◆ **Exercise aim**
Below are some records. Say in a single number how many of their lines include the word "Lorem".

◆ **Source material**
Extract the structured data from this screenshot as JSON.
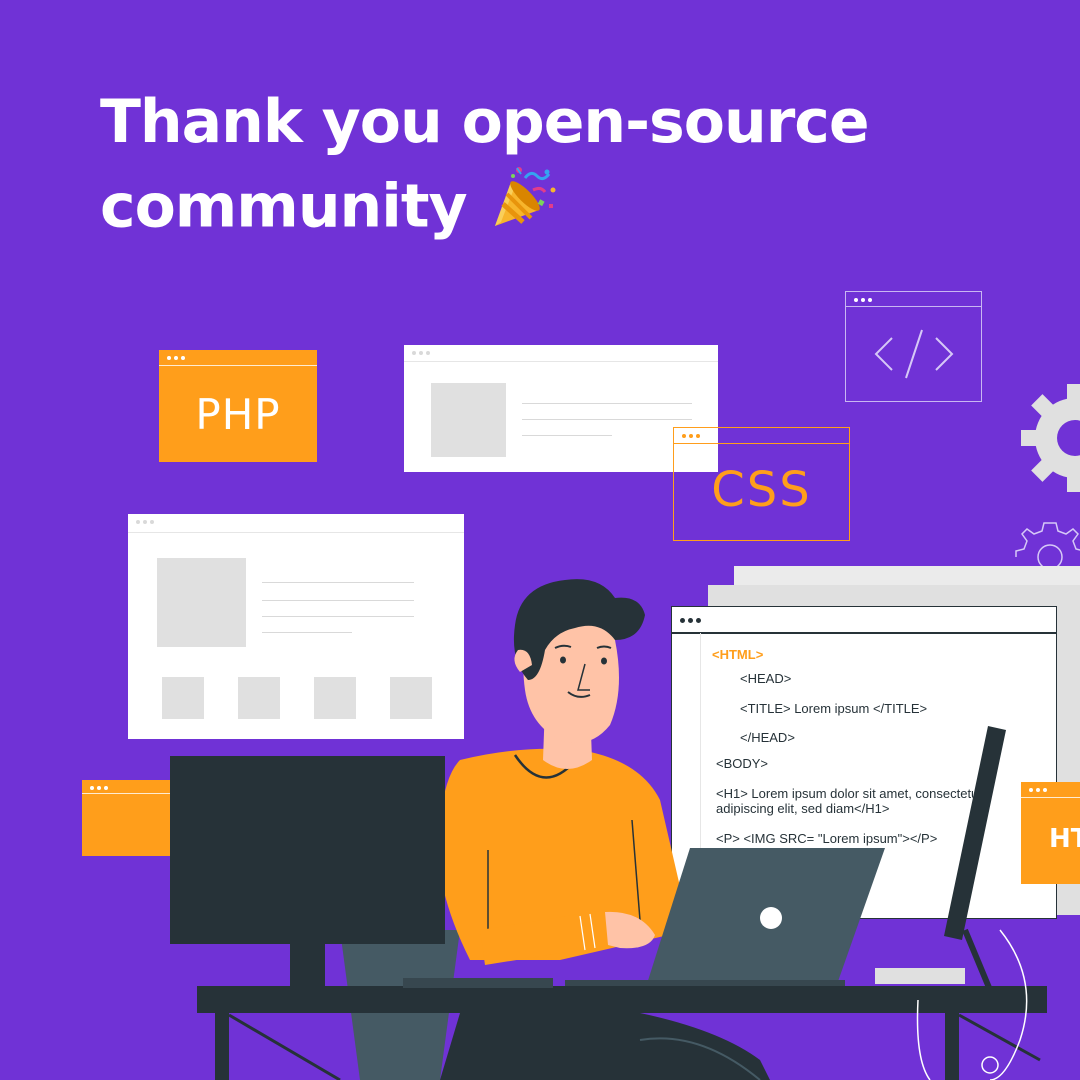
{
  "headline": {
    "line1": "Thank you open-source",
    "line2": "community",
    "emoji": "party-popper-icon"
  },
  "windows": {
    "php_label": "PHP",
    "css_label": "CSS",
    "html_tab_label": "HT"
  },
  "code_editor": {
    "lines": [
      "<HTML>",
      "<HEAD>",
      "<TITLE> Lorem ipsum </TITLE>",
      "</HEAD>",
      "<BODY>",
      "<H1> Lorem ipsum dolor sit amet, consectetuer",
      "adipiscing elit, sed diam</H1>",
      "<P> <IMG SRC= \"Lorem ipsum\"></P>"
    ]
  },
  "colors": {
    "background": "#7032d6",
    "accent_orange": "#ff9e1b",
    "dark": "#263238",
    "skin": "#ffc3a7"
  }
}
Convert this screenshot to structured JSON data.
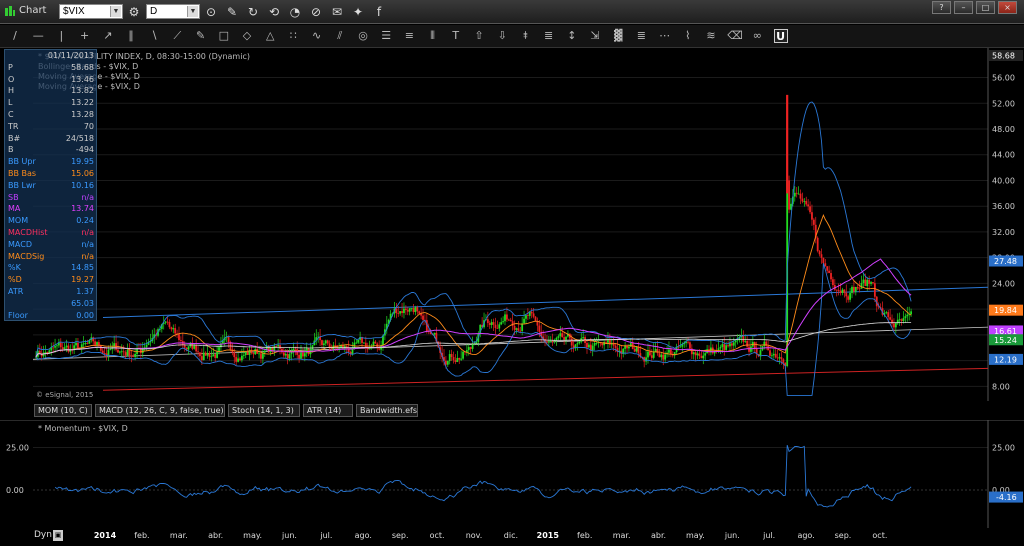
{
  "window": {
    "title": "Chart",
    "symbol_value": "$VIX",
    "interval_value": "D"
  },
  "titlebar_icons": [
    "link-icon",
    "edit-icon",
    "refresh-icon",
    "sync-icon",
    "clock-icon",
    "tag-icon",
    "email-icon",
    "twitter-icon",
    "facebook-icon"
  ],
  "window_buttons": [
    "?",
    "–",
    "□",
    "×"
  ],
  "toolbar": {
    "tools": [
      {
        "name": "line-tool-icon",
        "glyph": "/"
      },
      {
        "name": "horizontal-line-tool-icon",
        "glyph": "—"
      },
      {
        "name": "vertical-line-tool-icon",
        "glyph": "|"
      },
      {
        "name": "crosshair-line-tool-icon",
        "glyph": "+"
      },
      {
        "name": "ray-tool-icon",
        "glyph": "↗"
      },
      {
        "name": "parallel-channel-tool-icon",
        "glyph": "∥"
      },
      {
        "name": "regression-channel-tool-icon",
        "glyph": "∖"
      },
      {
        "name": "extended-line-tool-icon",
        "glyph": "⟋"
      },
      {
        "name": "pen-tool-icon",
        "glyph": "✎"
      },
      {
        "name": "rectangle-tool-icon",
        "glyph": "□"
      },
      {
        "name": "ellipse-tool-icon",
        "glyph": "◇"
      },
      {
        "name": "triangle-tool-icon",
        "glyph": "△"
      },
      {
        "name": "cycle-tool-icon",
        "glyph": "∷"
      },
      {
        "name": "arc-tool-icon",
        "glyph": "∿"
      },
      {
        "name": "fibonacci-fan-tool-icon",
        "glyph": "⫽"
      },
      {
        "name": "circle-tool-icon",
        "glyph": "◎"
      },
      {
        "name": "fibonacci-retracement-tool-icon",
        "glyph": "☰"
      },
      {
        "name": "gann-grid-tool-icon",
        "glyph": "≡"
      },
      {
        "name": "andrews-pitchfork-tool-icon",
        "glyph": "⦀"
      },
      {
        "name": "text-tool-icon",
        "glyph": "T"
      },
      {
        "name": "arrow-up-tool-icon",
        "glyph": "⇧"
      },
      {
        "name": "arrow-down-tool-icon",
        "glyph": "⇩"
      },
      {
        "name": "price-label-tool-icon",
        "glyph": "⯒"
      },
      {
        "name": "volume-profile-tool-icon",
        "glyph": "≣"
      },
      {
        "name": "measure-tool-icon",
        "glyph": "↕"
      },
      {
        "name": "zoom-tool-icon",
        "glyph": "⇲"
      },
      {
        "name": "grid-tool-icon",
        "glyph": "▓"
      },
      {
        "name": "speed-lines-tool-icon",
        "glyph": "≣"
      },
      {
        "name": "time-cycles-tool-icon",
        "glyph": "⋯"
      },
      {
        "name": "elliott-wave-tool-icon",
        "glyph": "⌇"
      },
      {
        "name": "zigzag-tool-icon",
        "glyph": "≋"
      },
      {
        "name": "eraser-tool-icon",
        "glyph": "⌫"
      },
      {
        "name": "link-chart-tool-icon",
        "glyph": "∞"
      },
      {
        "name": "magnet-tool-icon",
        "glyph": "U"
      }
    ]
  },
  "cursor_window": {
    "rows": [
      {
        "k": "",
        "v": "01/11/2013",
        "c": "#cccccc"
      },
      {
        "k": "P",
        "v": "58.68",
        "c": "#cccccc"
      },
      {
        "k": "O",
        "v": "13.46",
        "c": "#cccccc"
      },
      {
        "k": "H",
        "v": "13.82",
        "c": "#cccccc"
      },
      {
        "k": "L",
        "v": "13.22",
        "c": "#cccccc"
      },
      {
        "k": "C",
        "v": "13.28",
        "c": "#cccccc"
      },
      {
        "k": "TR",
        "v": "70",
        "c": "#cccccc"
      },
      {
        "k": "B#",
        "v": "24/518",
        "c": "#cccccc"
      },
      {
        "k": "B",
        "v": "-494",
        "c": "#cccccc"
      },
      {
        "k": "BB Upr",
        "v": "19.95",
        "c": "#3a9aff"
      },
      {
        "k": "BB Bas",
        "v": "15.06",
        "c": "#ff8c1a"
      },
      {
        "k": "BB Lwr",
        "v": "10.16",
        "c": "#3a9aff"
      },
      {
        "k": "SB",
        "v": "n/a",
        "c": "#c040ff"
      },
      {
        "k": "MA",
        "v": "13.74",
        "c": "#e040ff"
      },
      {
        "k": "MOM",
        "v": "0.24",
        "c": "#3a9aff"
      },
      {
        "k": "MACDHist",
        "v": "n/a",
        "c": "#ff3060"
      },
      {
        "k": "MACD",
        "v": "n/a",
        "c": "#3a9aff"
      },
      {
        "k": "MACDSig",
        "v": "n/a",
        "c": "#ff8c1a"
      },
      {
        "k": "%K",
        "v": "14.85",
        "c": "#3a9aff"
      },
      {
        "k": "%D",
        "v": "19.27",
        "c": "#ff8c1a"
      },
      {
        "k": "ATR",
        "v": "1.37",
        "c": "#3a9aff"
      },
      {
        "k": "",
        "v": "65.03",
        "c": "#3a9aff"
      },
      {
        "k": "Floor",
        "v": "0.00",
        "c": "#3a9aff"
      }
    ]
  },
  "legend": {
    "line1": "* $VIX, VOLATILITY INDEX, D, 08:30-15:00 (Dynamic)",
    "line2": "Bollinger Bands - $VIX, D",
    "line3": "Moving Average - $VIX, D",
    "line4": "Moving Average - $VIX, D",
    "watermark": "© eSignal, 2015"
  },
  "price_axis": {
    "ticks": [
      "8.00",
      "12.00",
      "16.00",
      "20.00",
      "24.00",
      "28.00",
      "32.00",
      "36.00",
      "40.00",
      "44.00",
      "48.00",
      "52.00",
      "56.00"
    ],
    "tick_values": [
      8,
      12,
      16,
      20,
      24,
      28,
      32,
      36,
      40,
      44,
      48,
      52,
      56
    ],
    "top_label": "58.68",
    "flags": [
      {
        "label": "27.48",
        "value": 27.48,
        "color": "#2a6fc9"
      },
      {
        "label": "19.84",
        "value": 19.84,
        "color": "#ff7a1a"
      },
      {
        "label": "16.61",
        "value": 16.61,
        "color": "#c040ff"
      },
      {
        "label": "15.24",
        "value": 15.24,
        "color": "#1a9a3a"
      },
      {
        "label": "12.19",
        "value": 12.19,
        "color": "#2a6fc9"
      }
    ]
  },
  "study_tabs": [
    {
      "label": "MOM (10, C)"
    },
    {
      "label": "MACD (12, 26, C, 9, false, true)"
    },
    {
      "label": "Stoch (14, 1, 3)"
    },
    {
      "label": "ATR (14)"
    },
    {
      "label": "Bandwidth.efs"
    }
  ],
  "momentum": {
    "legend": "* Momentum - $VIX, D",
    "ticks": [
      "25.00",
      "0.00"
    ],
    "tick_values": [
      25,
      0
    ],
    "flag": {
      "label": "-4.16",
      "value": -4.16
    }
  },
  "time_axis": {
    "dyn_label": "Dyn",
    "months": [
      {
        "label": "2014",
        "year": true
      },
      {
        "label": "feb.",
        "year": false
      },
      {
        "label": "mar.",
        "year": false
      },
      {
        "label": "abr.",
        "year": false
      },
      {
        "label": "may.",
        "year": false
      },
      {
        "label": "jun.",
        "year": false
      },
      {
        "label": "jul.",
        "year": false
      },
      {
        "label": "ago.",
        "year": false
      },
      {
        "label": "sep.",
        "year": false
      },
      {
        "label": "oct.",
        "year": false
      },
      {
        "label": "nov.",
        "year": false
      },
      {
        "label": "dic.",
        "year": false
      },
      {
        "label": "2015",
        "year": true
      },
      {
        "label": "feb.",
        "year": false
      },
      {
        "label": "mar.",
        "year": false
      },
      {
        "label": "abr.",
        "year": false
      },
      {
        "label": "may.",
        "year": false
      },
      {
        "label": "jun.",
        "year": false
      },
      {
        "label": "jul.",
        "year": false
      },
      {
        "label": "ago.",
        "year": false
      },
      {
        "label": "sep.",
        "year": false
      },
      {
        "label": "oct.",
        "year": false
      }
    ]
  },
  "colors": {
    "up_candle": "#22dd22",
    "down_candle": "#ee2222",
    "bollinger": "#2a78d6",
    "bb_basis": "#ff8c1a",
    "ma_fast": "#d040ff",
    "ma_slow": "#dddddd",
    "trend_upper": "#2a78d6",
    "trend_lower": "#cc2222",
    "trend_mid": "#cccccc",
    "momentum": "#2a78d6"
  }
}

◆ **Task result**
3